The sport is very entertaining and quite attractive, currently lacking about 1,000 workers to participate in the service of the racetrack, the horseshoe area, while up to 10% of the labor in this sport comes from the EU.
F1 is another example due to its cross-border supply chain-dependent characteristics. 7/11 F1 racing team is located in England, headquarters of the F1 organizers are also in London.
Cricket and rugby executives expressed concern about the ability to attract and retain top talent around the so-called “Kolpak Rules,” named after Maros Kolpak – a soccer player. throw Slovaks.
As a result, citizens of nations that are part of the European Union Association Agreement (free trade agreements between the EU and 78 African, Caribbean and Pacific countries), enjoy the same rights similar to EU citizens.
Many countries have taken advantage of this to get the service of South African athletes, who thrive on both cricket and rugby. These are also two sports that the British desire to create the influence of the Premier League in football, but the talent supply is not as rich as the athletes’ barrier of visa.
Another difficulty for British sports is the opportunity to organize big events which are their strengths. Thanks to its position as well as the level of organization, the UK is always a prime place to host the largest events of the sports world.
In 2020 alone, England will have semifinals, EURO 2020 finals, Netball World Cups, Snooker, London Grand Prix, Wimbledon and Golf Open Championship.
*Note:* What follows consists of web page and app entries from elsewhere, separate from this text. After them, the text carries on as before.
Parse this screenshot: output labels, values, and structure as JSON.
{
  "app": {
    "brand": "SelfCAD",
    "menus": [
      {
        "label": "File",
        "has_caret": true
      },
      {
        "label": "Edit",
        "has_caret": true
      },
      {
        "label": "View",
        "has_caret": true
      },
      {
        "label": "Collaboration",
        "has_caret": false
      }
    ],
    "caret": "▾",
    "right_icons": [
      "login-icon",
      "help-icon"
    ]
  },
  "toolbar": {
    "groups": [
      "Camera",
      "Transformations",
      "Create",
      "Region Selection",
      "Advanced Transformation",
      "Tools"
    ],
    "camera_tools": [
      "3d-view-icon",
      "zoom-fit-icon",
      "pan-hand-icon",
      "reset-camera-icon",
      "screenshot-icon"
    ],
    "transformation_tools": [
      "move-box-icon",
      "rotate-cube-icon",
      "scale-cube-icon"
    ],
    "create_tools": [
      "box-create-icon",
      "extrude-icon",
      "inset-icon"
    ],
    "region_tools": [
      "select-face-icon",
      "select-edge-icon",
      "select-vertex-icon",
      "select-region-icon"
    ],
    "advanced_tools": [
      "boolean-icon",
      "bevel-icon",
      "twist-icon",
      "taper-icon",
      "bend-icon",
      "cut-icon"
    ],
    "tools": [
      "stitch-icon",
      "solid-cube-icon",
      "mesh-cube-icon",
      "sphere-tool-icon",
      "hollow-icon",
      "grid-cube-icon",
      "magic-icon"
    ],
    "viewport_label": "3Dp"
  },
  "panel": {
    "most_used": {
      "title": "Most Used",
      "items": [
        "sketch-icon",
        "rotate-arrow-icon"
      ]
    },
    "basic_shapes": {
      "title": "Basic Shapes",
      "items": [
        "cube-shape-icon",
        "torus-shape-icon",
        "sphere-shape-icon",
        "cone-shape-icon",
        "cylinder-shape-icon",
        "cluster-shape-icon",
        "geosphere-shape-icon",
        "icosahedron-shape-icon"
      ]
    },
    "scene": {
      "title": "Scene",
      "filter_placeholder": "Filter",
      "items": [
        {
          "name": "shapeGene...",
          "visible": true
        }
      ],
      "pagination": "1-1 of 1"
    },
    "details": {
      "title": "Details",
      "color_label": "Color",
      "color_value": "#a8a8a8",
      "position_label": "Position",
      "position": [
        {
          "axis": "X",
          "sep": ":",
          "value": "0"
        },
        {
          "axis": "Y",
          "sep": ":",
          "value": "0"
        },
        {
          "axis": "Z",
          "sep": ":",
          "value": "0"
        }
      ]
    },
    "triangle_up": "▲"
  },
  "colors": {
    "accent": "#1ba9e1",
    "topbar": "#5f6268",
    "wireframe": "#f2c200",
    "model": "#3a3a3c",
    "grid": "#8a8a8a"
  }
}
According to Professor Simon Chadwick, when leaving the EU, many of the UK’s advantages will no longer exist for such exchanges, forcing the government to have preferential policies if it does not want to lose the right to host. Of course, the UK has approved a potential trade agreement with the United States to divert money from the Atlantic across the country to replace the previous EU market.
According to the lawyers, in the post-Brexit time of clubs in the English Premier League, it is difficult to buy players under the age of 18 like other EU football platforms. Previously, English clubs still avoided Article 19 of FIFA’s regulations on the protection of minors, prohibiting the international transfer of players aged 16-18, except for EU countries.